As shown in figure 2, a suitable combination of deep blue (450nm), ultra red (660nm) and far red (730nm) provides better chromatographic coverage and optimal growth patterns.
There are two effects of 730nm far-red leds on plants
1. Shadow avoidance of far-red light at 730nm
One of the most important effects of 730nm far-red light on plants is shade avoidance (FIG. 3).
If a plant is exposed to only 660nm of deep red light, it will feel as if it is in direct sunlight and will grow normally. If the plant is mainly exposed to the far red light of 730nm, the plant will feel as if it is blocked by another higher plant from direct sunlight, so the plant will work harder to get out of the shade, which helps the plant grow taller, but does not necessarily mean that there will be more biomass (bio mass).
2. Flowering induction effect of 730 nm far-red light
Another important role of 730nm far-red light in horticulture applications is that it can control flowering cycle through 660nm and 730nm without relying solely on the influence of seasons, which is of great value for ornamental flowers.
The conversion of photosensitive pigment from Pr to Pfr is mainly induced by the deep red light of 660nm (representing the sunlight during the day), while the conversion of Pfr to Pr usually occurs naturally at night, and can also be stimulated by the far-red light of 730nm, as shown in figure 4.

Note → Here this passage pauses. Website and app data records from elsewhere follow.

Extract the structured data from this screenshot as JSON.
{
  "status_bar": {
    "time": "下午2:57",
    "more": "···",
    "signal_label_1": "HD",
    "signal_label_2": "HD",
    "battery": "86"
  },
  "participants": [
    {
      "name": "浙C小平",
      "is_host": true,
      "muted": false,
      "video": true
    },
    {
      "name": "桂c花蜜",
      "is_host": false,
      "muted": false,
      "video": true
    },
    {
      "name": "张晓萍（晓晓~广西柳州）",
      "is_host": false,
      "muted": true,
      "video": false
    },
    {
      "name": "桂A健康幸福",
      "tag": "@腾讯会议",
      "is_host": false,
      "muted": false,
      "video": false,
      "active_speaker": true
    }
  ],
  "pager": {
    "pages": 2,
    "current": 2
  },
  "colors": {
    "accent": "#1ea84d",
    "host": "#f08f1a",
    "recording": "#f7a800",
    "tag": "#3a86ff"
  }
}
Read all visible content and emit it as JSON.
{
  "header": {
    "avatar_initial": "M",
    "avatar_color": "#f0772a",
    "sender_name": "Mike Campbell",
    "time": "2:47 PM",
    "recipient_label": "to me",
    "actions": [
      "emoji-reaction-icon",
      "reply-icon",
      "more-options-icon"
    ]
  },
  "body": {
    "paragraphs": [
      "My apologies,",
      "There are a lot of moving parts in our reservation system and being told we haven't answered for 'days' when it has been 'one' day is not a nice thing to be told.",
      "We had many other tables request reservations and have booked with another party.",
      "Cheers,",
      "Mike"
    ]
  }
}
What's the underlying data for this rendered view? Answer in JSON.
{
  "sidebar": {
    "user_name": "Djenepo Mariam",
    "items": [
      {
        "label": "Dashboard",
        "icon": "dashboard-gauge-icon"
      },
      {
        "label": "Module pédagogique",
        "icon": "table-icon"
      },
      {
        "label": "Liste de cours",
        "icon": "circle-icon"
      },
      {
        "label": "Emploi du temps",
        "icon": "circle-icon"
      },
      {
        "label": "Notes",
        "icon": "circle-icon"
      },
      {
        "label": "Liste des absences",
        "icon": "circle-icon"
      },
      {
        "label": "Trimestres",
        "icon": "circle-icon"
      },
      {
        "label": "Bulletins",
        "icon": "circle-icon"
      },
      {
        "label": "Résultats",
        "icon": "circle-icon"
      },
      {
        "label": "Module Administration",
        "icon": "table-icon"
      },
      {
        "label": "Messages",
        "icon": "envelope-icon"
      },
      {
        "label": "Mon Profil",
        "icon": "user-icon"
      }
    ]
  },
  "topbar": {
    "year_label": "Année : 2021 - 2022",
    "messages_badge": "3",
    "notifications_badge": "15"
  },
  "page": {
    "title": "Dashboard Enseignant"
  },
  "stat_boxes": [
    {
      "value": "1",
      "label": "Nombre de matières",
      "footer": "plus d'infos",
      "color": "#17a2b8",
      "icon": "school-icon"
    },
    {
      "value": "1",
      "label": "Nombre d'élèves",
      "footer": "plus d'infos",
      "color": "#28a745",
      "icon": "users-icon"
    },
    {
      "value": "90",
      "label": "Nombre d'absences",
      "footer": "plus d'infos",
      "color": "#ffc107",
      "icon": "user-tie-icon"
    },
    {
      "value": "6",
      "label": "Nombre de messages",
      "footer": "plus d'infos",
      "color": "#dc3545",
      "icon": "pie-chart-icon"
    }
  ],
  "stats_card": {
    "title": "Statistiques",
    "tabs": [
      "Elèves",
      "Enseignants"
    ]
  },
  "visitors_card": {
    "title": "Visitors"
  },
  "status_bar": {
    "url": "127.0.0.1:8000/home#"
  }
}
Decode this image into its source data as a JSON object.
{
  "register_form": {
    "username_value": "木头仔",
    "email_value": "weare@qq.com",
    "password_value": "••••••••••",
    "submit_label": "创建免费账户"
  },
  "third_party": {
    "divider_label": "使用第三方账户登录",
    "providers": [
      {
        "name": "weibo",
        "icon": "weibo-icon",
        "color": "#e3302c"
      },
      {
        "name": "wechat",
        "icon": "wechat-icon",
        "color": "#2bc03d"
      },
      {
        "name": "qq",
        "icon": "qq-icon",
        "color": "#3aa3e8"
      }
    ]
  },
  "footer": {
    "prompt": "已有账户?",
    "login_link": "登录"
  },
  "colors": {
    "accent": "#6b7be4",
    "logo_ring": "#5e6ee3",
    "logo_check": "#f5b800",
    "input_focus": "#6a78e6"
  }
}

It is generally believed that the flowers of plants controlled by photosensitive pigments mainly depend on the ratio of Pfr/Pr, so we can control the Pfr/Pr value by 730 nm of far-red light, and thus control the flowering cycle more precisely.
3. Prescription of LED plants for fixed light
Leds are used in horticulture and can boost plant growth by up to 40 per cent or in flexible florescence. Because the single LED is independent of each other, it can control performance easily in the greenhouse.
The Photosynthetic Photon Flux (PPF) of the LED itself is very effective, and the typical PPF of deep blue (450 nm) and far red (730nm) LED is 2.3. Mol /J, ultra red (660nm)LED with typical PPF photoactivity of 3.1? About mol/J, and the wavelength of these LED is well matched with chlorophyll a/b, carotenoid and photosensitive pigment Pr/Pfr absorption spectrum, which can achieve high efficiency and significantly reduce energy consumption.
Leds do not emit heat in the direction of the plant and do not damage the plant and are suitable for top, interior and multi-layer cultivation. The R/FR ratio is the ratio of red light (660 nm) to far-red light (730 nm). The R/B ratio is the ratio of red light (660 nm) to blue light (450nm). Through the control of R/FR ratio and R/B ratio, the optimal light prescription can be achieved for various plants.